Determine the number of lines in the listing below that hold the word "this". Write the number alone.

Entries supplied: Begin

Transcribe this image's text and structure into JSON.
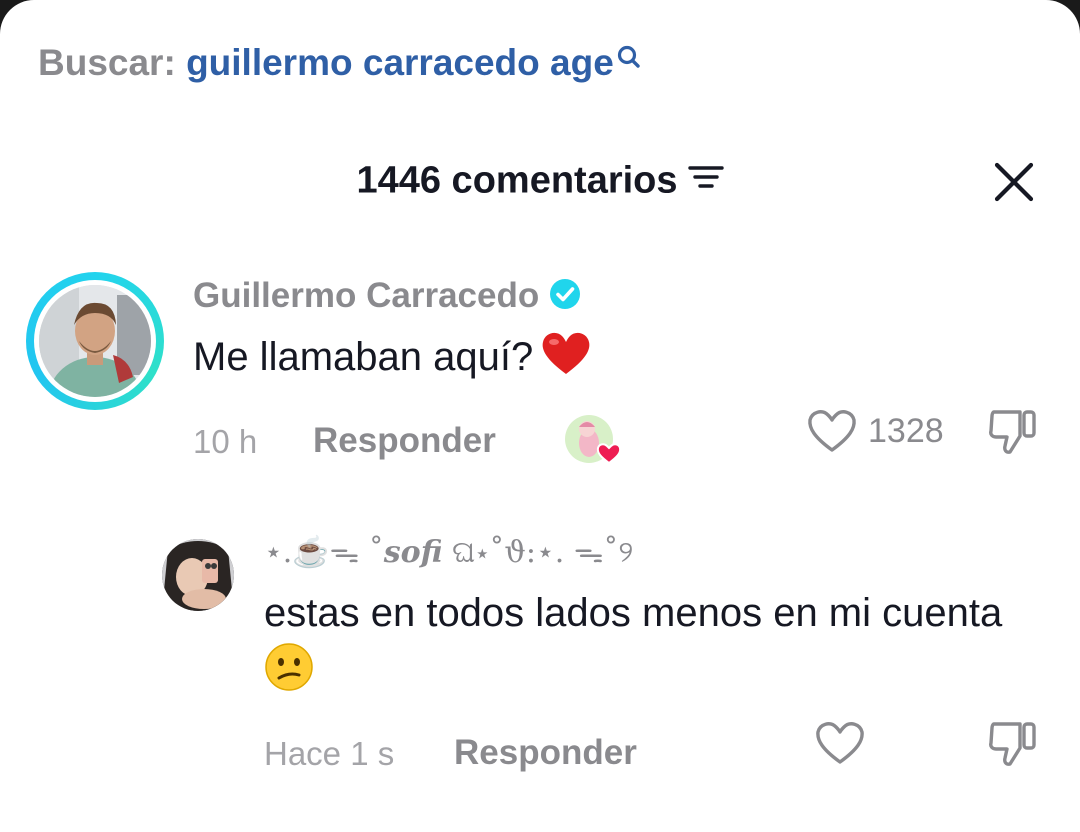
{
  "search": {
    "label": "Buscar:",
    "query": "guillermo carracedo age",
    "icon": "search-icon"
  },
  "header": {
    "count_title": "1446 comentarios",
    "filter_icon": "filter-icon",
    "close_icon": "close-icon"
  },
  "colors": {
    "query": "#2f5fa6",
    "text": "#161823",
    "muted": "#8a8a8e",
    "verified": "#20d5ec",
    "heart": "#ee1d52"
  },
  "comments": [
    {
      "author": "Guillermo Carracedo",
      "verified": true,
      "text": "Me llamaban aquí?",
      "emoji": "heart-emoji",
      "time": "10 h",
      "reply_label": "Responder",
      "likes": "1328",
      "creator_liked": true,
      "replies": [
        {
          "author_prefix": "⋆.☕️ᯓ ˚",
          "author_name": "sofi",
          "author_suffix": " ଘ⋆˚ϑ:⋆. ᯓ˚୨",
          "text": "estas en todos lados menos en mi cuenta",
          "emoji": "confused-face-emoji",
          "time": "Hace 1 s",
          "reply_label": "Responder"
        }
      ]
    }
  ]
}
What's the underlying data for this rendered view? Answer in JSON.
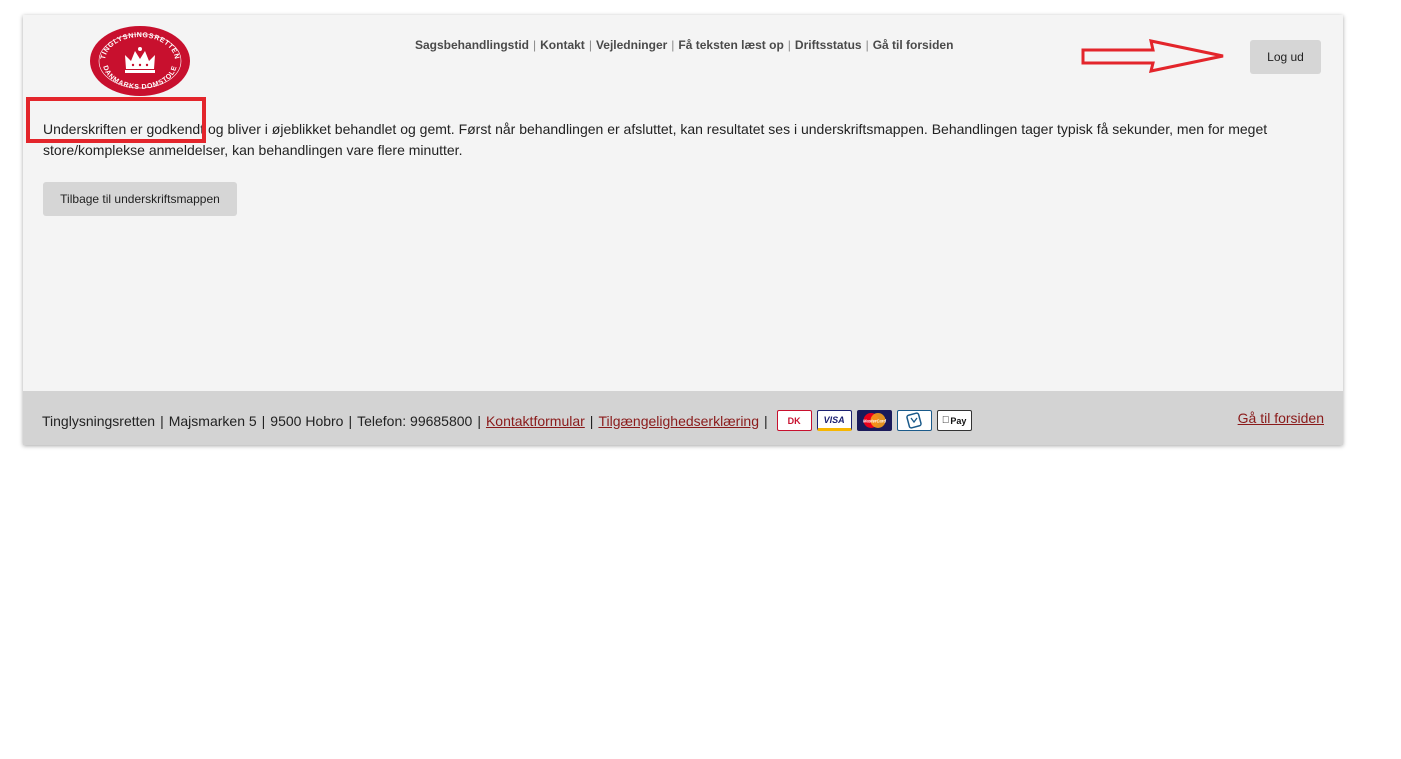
{
  "header": {
    "logo_alt_text": "TINGLYSNINGSRETTEN DANMARKS DOMSTOLE",
    "nav": [
      {
        "label": "Sagsbehandlingstid"
      },
      {
        "label": "Kontakt"
      },
      {
        "label": "Vejledninger"
      },
      {
        "label": "Få teksten læst op"
      },
      {
        "label": "Driftsstatus"
      },
      {
        "label": "Gå til forsiden"
      }
    ],
    "nav_separator": "|",
    "logout_label": "Log ud"
  },
  "main": {
    "message": "Underskriften er godkendt og bliver i øjeblikket behandlet og gemt. Først når behandlingen er afsluttet, kan resultatet ses i underskriftsmappen. Behandlingen tager typisk få sekunder, men for meget store/komplekse anmeldelser, kan behandlingen vare flere minutter.",
    "back_button_label": "Tilbage til underskriftsmappen"
  },
  "annotations": {
    "highlight_color": "#e3252b",
    "arrow_color": "#e3252b"
  },
  "footer": {
    "org": "Tinglysningsretten",
    "address": "Majsmarken 5",
    "city": "9500 Hobro",
    "phone": "Telefon: 99685800",
    "contact_link": "Kontaktformular",
    "accessibility_link": "Tilgængelighedserklæring",
    "separator": "|",
    "payment_icons": [
      {
        "icon": "dankort-icon",
        "text": "DK"
      },
      {
        "icon": "visa-icon",
        "text": "VISA"
      },
      {
        "icon": "mastercard-icon",
        "text": "MasterCard"
      },
      {
        "icon": "mobilepay-icon",
        "text": ""
      },
      {
        "icon": "apple-pay-icon",
        "text": "Pay"
      }
    ],
    "home_link": "Gå til forsiden"
  },
  "colors": {
    "brand_red": "#c8102e",
    "link_color": "#8a1a1a",
    "page_bg": "#f4f4f4",
    "footer_bg": "#d3d3d3"
  }
}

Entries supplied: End

◆ **Response box**
2